Posted: Wed May 19, 2010 11:22 pm
This is an article I have kept around for a while. It seemed to me to have value and expresses a Bible truth we all need to understand. I think this can have bearing on the Matt 18 Topic and the difficulty of resolving differences where there are no witnesses to the sin -- but only to an accusation (BTW, They don't have to be an elder to be victim of what is dealt with below).
From: Bryan Matthew Dockens <BryanDockens@gmail.com>
To: Biblelist <Biblelist@yahoogroups.com>
Sent: Sun, 10 May 2009 3:34 am
Subject: [biblelist] "The First One To Plead His Cause Seems Right"
“THE FIRST ONE TO PLEAD HIS CAUSE SEEMS RIGHT”
Bryan Matthew Dockens

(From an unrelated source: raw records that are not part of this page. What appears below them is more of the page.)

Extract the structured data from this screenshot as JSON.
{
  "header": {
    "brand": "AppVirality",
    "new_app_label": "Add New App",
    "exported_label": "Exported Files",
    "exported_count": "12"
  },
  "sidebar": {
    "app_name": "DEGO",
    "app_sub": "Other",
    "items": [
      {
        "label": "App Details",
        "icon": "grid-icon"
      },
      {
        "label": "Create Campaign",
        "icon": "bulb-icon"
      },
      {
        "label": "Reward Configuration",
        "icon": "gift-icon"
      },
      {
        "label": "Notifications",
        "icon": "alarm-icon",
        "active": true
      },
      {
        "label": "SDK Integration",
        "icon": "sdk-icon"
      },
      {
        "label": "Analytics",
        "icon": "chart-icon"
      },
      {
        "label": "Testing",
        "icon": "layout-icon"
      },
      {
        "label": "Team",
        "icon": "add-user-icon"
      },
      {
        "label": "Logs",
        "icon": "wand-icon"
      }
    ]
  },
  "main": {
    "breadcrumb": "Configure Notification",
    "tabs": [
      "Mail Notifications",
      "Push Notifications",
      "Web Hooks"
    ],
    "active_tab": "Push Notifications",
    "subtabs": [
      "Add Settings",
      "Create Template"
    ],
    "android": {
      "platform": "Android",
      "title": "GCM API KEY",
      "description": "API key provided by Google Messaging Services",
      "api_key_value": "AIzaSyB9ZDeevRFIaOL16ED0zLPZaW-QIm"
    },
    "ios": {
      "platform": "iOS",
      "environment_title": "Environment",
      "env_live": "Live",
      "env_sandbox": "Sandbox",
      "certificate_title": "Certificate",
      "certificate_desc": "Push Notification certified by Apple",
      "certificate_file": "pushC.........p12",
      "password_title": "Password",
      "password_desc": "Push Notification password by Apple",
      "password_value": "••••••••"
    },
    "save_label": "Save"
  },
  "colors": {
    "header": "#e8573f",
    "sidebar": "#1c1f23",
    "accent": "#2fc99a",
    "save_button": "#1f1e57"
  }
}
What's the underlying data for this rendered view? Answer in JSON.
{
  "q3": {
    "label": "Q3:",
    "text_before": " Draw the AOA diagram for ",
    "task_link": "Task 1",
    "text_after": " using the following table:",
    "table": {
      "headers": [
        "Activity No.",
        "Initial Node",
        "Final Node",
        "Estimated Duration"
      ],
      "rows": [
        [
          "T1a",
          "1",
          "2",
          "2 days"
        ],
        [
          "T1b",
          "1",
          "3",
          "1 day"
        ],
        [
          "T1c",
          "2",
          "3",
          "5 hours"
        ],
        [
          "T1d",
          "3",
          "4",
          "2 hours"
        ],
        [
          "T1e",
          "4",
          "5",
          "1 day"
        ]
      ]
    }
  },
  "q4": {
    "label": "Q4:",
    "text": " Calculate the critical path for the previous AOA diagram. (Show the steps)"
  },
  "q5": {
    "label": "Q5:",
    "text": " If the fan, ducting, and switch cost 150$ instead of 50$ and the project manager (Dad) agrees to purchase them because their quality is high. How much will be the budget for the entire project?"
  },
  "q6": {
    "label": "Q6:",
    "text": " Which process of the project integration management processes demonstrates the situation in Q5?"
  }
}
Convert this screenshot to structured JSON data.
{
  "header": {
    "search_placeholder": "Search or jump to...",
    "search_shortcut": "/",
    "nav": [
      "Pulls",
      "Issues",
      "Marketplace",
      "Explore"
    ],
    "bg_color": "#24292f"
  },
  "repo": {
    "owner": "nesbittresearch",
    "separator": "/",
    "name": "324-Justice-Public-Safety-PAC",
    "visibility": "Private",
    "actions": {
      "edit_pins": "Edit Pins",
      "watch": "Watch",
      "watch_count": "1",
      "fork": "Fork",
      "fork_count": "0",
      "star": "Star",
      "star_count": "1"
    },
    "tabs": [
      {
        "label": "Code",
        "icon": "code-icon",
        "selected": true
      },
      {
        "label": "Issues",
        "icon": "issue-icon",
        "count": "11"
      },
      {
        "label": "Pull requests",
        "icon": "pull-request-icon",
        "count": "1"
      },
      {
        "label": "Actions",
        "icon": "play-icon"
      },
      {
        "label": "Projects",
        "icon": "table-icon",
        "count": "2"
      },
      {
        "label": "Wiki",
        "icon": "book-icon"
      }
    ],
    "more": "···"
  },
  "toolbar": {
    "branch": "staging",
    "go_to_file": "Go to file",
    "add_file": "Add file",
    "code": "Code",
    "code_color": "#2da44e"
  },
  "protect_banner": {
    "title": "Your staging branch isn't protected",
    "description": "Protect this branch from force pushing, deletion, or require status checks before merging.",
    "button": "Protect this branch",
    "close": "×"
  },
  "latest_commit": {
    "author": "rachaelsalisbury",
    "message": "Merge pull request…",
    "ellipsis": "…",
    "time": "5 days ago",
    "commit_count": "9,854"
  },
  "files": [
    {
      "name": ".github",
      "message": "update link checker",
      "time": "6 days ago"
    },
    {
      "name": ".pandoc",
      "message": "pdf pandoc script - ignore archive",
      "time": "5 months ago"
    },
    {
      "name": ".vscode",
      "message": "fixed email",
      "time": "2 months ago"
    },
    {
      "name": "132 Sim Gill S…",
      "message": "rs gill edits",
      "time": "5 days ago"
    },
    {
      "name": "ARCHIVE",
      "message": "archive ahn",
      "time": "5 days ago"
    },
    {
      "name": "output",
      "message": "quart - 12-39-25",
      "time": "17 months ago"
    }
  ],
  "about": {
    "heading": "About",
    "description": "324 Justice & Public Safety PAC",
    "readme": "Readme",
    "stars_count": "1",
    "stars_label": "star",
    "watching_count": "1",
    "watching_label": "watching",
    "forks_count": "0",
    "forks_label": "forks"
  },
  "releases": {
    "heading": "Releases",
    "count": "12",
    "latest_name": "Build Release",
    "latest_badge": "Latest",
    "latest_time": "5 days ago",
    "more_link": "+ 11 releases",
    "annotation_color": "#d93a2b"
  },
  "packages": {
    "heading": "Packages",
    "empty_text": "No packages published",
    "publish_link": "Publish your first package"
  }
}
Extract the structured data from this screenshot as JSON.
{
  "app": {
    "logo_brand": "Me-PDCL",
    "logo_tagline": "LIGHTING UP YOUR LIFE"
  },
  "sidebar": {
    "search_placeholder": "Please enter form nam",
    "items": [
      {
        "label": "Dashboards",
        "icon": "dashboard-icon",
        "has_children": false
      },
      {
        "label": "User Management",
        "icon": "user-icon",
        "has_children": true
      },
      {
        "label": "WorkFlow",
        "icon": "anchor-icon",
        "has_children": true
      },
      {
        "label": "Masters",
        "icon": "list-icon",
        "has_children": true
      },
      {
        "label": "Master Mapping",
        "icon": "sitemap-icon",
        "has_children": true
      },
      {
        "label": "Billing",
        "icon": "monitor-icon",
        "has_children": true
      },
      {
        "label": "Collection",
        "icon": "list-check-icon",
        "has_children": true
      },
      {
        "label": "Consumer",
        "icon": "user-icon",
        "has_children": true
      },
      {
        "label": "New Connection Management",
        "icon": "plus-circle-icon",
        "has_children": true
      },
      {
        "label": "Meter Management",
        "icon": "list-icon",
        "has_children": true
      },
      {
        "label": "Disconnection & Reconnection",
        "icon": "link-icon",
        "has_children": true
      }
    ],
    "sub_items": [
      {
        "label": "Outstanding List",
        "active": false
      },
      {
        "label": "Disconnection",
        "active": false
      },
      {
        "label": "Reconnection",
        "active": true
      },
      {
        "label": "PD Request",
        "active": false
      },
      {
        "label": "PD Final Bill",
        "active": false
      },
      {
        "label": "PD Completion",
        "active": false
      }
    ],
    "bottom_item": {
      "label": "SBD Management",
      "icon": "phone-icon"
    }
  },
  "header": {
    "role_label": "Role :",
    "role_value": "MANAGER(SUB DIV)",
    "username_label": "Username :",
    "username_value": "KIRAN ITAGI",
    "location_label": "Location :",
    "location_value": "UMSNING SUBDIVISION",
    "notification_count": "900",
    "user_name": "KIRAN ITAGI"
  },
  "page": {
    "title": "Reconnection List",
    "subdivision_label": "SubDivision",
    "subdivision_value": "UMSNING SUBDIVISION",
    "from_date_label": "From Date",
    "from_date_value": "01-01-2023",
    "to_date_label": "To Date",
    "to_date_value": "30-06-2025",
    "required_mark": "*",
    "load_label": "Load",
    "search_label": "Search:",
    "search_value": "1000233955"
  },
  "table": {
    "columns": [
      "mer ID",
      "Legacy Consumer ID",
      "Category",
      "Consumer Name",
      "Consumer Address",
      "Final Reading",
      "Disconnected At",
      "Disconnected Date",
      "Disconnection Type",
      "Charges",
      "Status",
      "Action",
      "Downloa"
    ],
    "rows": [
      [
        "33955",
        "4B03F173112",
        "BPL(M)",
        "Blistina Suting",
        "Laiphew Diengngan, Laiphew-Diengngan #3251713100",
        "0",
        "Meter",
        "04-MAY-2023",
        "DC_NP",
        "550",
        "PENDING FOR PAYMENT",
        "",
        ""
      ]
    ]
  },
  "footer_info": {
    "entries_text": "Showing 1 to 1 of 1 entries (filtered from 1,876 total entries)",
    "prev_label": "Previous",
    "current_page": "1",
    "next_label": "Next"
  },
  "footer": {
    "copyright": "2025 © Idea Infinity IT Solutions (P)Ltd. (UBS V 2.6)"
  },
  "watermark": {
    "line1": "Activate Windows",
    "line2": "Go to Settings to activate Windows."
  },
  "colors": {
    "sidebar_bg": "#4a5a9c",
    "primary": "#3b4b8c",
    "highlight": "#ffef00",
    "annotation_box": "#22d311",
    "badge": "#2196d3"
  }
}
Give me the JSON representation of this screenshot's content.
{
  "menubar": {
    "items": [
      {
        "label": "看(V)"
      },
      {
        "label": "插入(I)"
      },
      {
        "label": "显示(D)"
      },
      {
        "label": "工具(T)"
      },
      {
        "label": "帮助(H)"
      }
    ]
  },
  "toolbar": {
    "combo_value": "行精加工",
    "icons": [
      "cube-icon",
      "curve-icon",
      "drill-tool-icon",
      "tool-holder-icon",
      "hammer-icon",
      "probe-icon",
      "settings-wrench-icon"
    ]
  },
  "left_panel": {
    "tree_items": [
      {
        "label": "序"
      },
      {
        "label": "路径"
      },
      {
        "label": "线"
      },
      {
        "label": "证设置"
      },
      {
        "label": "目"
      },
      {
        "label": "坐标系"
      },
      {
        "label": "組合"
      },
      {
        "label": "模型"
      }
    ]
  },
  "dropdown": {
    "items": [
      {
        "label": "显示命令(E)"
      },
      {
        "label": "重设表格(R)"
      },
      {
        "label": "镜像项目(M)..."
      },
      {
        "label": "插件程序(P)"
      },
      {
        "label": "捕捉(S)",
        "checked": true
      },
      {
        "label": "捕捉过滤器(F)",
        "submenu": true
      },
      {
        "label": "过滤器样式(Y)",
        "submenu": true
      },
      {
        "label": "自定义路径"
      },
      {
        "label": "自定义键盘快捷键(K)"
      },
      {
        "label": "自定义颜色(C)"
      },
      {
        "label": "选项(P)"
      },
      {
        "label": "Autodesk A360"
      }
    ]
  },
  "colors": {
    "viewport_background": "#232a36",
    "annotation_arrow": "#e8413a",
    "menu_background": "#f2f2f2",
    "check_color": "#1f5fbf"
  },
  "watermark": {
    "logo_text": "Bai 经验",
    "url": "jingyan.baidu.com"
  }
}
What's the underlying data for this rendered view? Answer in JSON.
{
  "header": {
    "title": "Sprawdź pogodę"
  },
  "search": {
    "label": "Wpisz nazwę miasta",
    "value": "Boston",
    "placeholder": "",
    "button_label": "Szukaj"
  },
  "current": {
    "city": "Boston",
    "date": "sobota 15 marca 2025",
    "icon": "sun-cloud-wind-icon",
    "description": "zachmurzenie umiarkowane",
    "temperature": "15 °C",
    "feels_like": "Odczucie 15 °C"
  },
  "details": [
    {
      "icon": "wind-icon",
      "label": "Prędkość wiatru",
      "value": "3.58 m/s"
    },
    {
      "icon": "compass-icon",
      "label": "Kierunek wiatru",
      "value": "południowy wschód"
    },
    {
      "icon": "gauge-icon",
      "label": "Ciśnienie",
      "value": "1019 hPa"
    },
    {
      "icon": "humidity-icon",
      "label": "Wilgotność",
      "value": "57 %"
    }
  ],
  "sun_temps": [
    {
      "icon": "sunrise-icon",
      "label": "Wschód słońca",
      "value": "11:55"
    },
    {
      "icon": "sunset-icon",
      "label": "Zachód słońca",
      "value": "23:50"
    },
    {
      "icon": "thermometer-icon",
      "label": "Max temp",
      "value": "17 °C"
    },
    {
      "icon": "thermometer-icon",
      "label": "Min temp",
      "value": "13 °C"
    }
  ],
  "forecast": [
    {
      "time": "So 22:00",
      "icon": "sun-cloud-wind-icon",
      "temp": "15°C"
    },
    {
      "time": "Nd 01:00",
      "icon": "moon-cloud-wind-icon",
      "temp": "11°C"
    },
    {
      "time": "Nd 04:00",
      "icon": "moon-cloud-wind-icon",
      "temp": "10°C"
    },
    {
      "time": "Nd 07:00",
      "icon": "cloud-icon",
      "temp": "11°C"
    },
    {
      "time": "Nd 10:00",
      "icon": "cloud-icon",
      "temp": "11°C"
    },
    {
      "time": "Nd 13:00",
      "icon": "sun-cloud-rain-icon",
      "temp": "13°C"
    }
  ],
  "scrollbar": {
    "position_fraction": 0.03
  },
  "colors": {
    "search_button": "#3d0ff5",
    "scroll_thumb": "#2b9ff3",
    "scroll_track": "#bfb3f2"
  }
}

“The first one to plead his cause seems right, until his neighbor comes and examines him” (Proverbs 18:17). Wise Solomon observed the reflexive tendency on the part of man to accept as truth the first version of events presented in a potential controversy.When gossip circulates through the workplace, the neighborhood, or even the church, the first version of events is usually presumed to be true. This is so because “The words of a talebearer are like tasty trifles, and they go down into the inmost body” (Proverbs 18:8). Just as a well prepared meal will go untouched by a child who has spoiled his dinner with a bag of candy,similarly the truth holds no interest for those willing to accept rumors.The “other side of the story” may never be heard, and even when it is, it is often disregarded as a weak defense against the supposed facts already established in everyone’s minds.For this reason, it is imperative to refrain from spreading rumors in th efirst place. “Where there is no wood, the fire goes out; and where there is no talebearer, strife ceases” (Proverbs 26:20).God commanded, “You shall not go about as a talebearer among your people”(Leviticus 19:16). The behavior of a “busybody” is described as“disorderly” (2nd Thessalonians 3:11) because “gossips and busybodies” are those who say “things which they ought not” (1st Timothy 5:13). And, Paul exposed the wickedness of “whisperings” (Romans 1:29; 2nd Corinthians 12:20)insomuch as gossip thrives on whispers while the truth demands an open hearing.When a dispute must be resolved, both accounts deserve fair consideration.The Pharisees opposed Jesus, but Nicodemus correctly asked, “Does our law judge a man before it hears him and knows what he is doing?” (John 7:51).The will of God in such cases is plain: “Test all things; hold fast what is good” (1st Thessalonians 5:21), for “He who answers a matter before he hears it, it is folly and shame to him” (Proverbs 18:13).
-- Vegas Valley Church Of CHRIST: www.vvcoc.info